#### [Aim of the exercise]
Reproduce the records that follow without alteration, apart from removing the pictures.

━━━━━ Data for analysis ━━━━━

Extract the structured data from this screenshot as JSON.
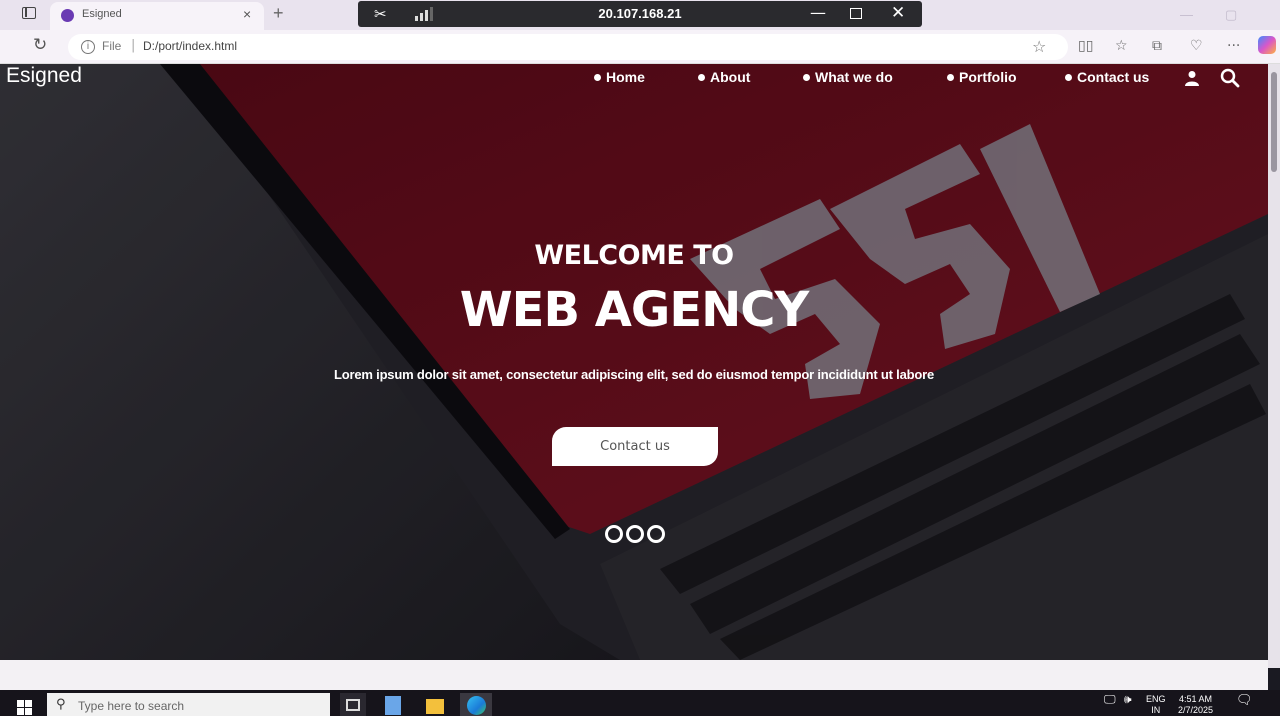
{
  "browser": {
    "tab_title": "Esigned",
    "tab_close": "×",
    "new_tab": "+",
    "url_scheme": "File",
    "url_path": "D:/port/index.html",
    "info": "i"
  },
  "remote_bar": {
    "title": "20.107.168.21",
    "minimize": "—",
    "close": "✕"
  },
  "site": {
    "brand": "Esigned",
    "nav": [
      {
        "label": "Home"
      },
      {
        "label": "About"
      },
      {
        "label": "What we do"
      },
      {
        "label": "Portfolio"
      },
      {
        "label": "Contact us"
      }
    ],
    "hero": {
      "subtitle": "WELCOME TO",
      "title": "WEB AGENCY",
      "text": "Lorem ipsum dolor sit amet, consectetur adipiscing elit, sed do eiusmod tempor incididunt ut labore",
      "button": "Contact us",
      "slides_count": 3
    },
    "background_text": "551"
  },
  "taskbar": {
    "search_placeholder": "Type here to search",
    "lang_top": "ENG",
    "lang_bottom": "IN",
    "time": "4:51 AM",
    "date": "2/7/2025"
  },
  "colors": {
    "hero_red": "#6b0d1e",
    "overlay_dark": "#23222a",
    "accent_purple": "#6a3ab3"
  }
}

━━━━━

#### [Task response]
Extract the structured data from this screenshot as JSON.
{
  "browser": {
    "tab_title": "Esigned",
    "tab_close": "×",
    "new_tab": "+",
    "url_scheme": "File",
    "url_path": "D:/port/index.html",
    "info": "i"
  },
  "remote_bar": {
    "title": "20.107.168.21",
    "minimize": "—",
    "close": "✕"
  },
  "site": {
    "brand": "Esigned",
    "nav": [
      {
        "label": "Home"
      },
      {
        "label": "About"
      },
      {
        "label": "What we do"
      },
      {
        "label": "Portfolio"
      },
      {
        "label": "Contact us"
      }
    ],
    "hero": {
      "subtitle": "WELCOME TO",
      "title": "WEB AGENCY",
      "text": "Lorem ipsum dolor sit amet, consectetur adipiscing elit, sed do eiusmod tempor incididunt ut labore",
      "button": "Contact us",
      "slides_count": 3
    },
    "background_text": "551"
  },
  "taskbar": {
    "search_placeholder": "Type here to search",
    "lang_top": "ENG",
    "lang_bottom": "IN",
    "time": "4:51 AM",
    "date": "2/7/2025"
  },
  "colors": {
    "hero_red": "#6b0d1e",
    "overlay_dark": "#23222a",
    "accent_purple": "#6a3ab3"
  }
}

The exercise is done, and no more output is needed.